- _Activity_:
Look through the listing and report every line that has "value" in it.
[[ Material to process open ]]
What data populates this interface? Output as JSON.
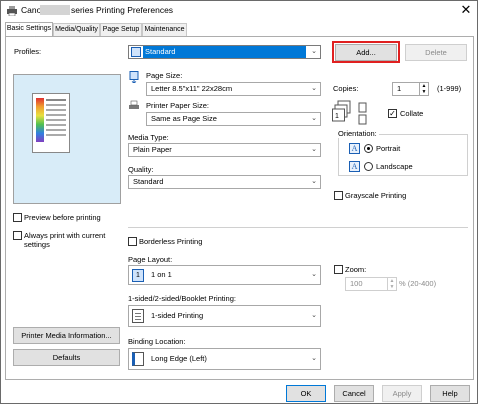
{
  "window": {
    "title_prefix": "Canon",
    "title_suffix": "series Printing Preferences",
    "close_glyph": "✕"
  },
  "tabs": [
    {
      "label": "Basic Settings"
    },
    {
      "label": "Media/Quality"
    },
    {
      "label": "Page Setup"
    },
    {
      "label": "Maintenance"
    }
  ],
  "profiles": {
    "label": "Profiles:",
    "value": "Standard",
    "add_label": "Add...",
    "delete_label": "Delete"
  },
  "page_size": {
    "label": "Page Size:",
    "value": "Letter 8.5\"x11\" 22x28cm"
  },
  "printer_paper_size": {
    "label": "Printer Paper Size:",
    "value": "Same as Page Size"
  },
  "media_type": {
    "label": "Media Type:",
    "value": "Plain Paper"
  },
  "quality": {
    "label": "Quality:",
    "value": "Standard"
  },
  "copies": {
    "label": "Copies:",
    "value": "1",
    "range": "(1-999)"
  },
  "collate": {
    "label": "Collate",
    "checked": true
  },
  "orientation": {
    "label": "Orientation:",
    "portrait": "Portrait",
    "landscape": "Landscape",
    "selected": "portrait"
  },
  "grayscale": {
    "label": "Grayscale Printing",
    "checked": false
  },
  "preview_before": {
    "label": "Preview before printing",
    "checked": false
  },
  "always_print": {
    "line1": "Always print with current",
    "line2": "settings",
    "checked": false
  },
  "borderless": {
    "label": "Borderless Printing",
    "checked": false
  },
  "page_layout": {
    "label": "Page Layout:",
    "value": "1 on 1",
    "icon_text": "1"
  },
  "zoom": {
    "label": "Zoom:",
    "value": "100",
    "range": "% (20-400)",
    "checked": false
  },
  "duplex": {
    "label": "1-sided/2-sided/Booklet Printing:",
    "value": "1-sided Printing"
  },
  "binding": {
    "label": "Binding Location:",
    "value": "Long Edge (Left)"
  },
  "printer_media_info_label": "Printer Media Information...",
  "defaults_label": "Defaults",
  "footer": {
    "ok": "OK",
    "cancel": "Cancel",
    "apply": "Apply",
    "help": "Help"
  },
  "colors": {
    "highlight_border": "#e02020",
    "selected_blue": "#0078d7"
  }
}
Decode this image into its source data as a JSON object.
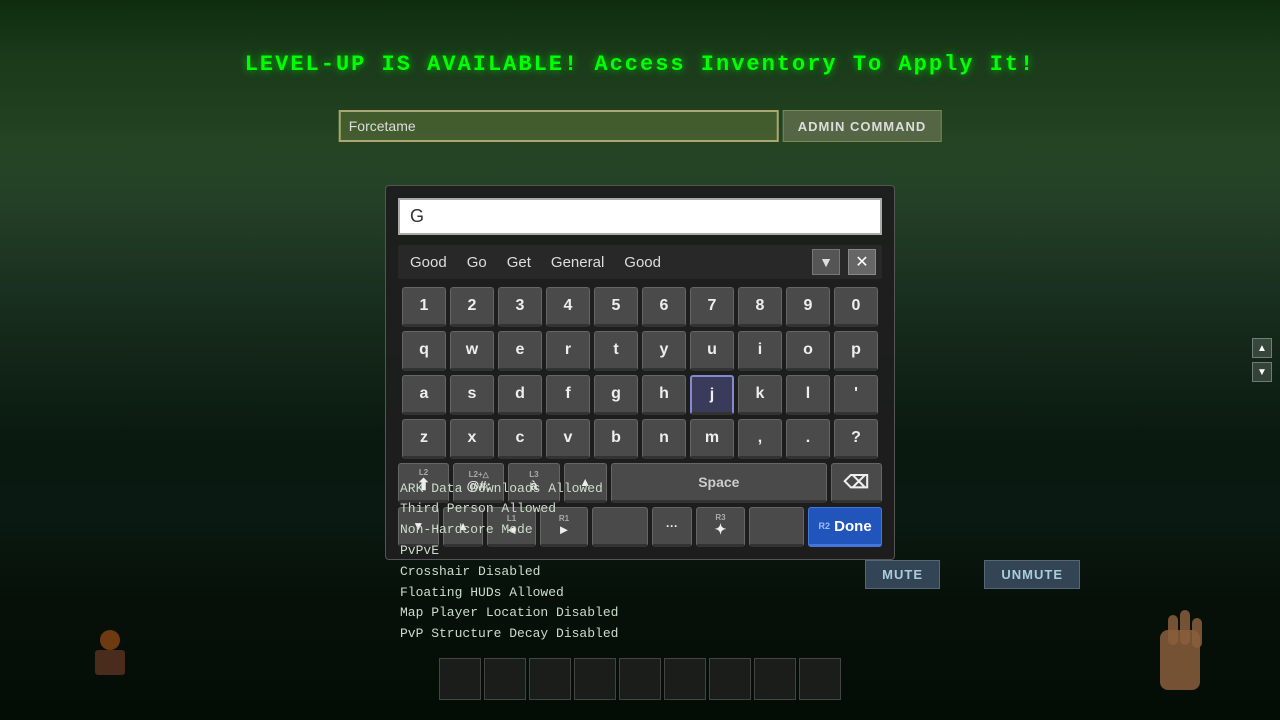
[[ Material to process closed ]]
- _Task answer_:
    "value": "Standard",
    "value": "Letter 8.5\"x11\" 22x28cm"
    "value": "Same as Page Size"
    "value": "Plain Paper"
    "value": "Standard"
    "value": "1",
    "value": "1 on 1",
    "value": "100",
    "value": "1-sided Printing"
    "value": "Long Edge (Left)"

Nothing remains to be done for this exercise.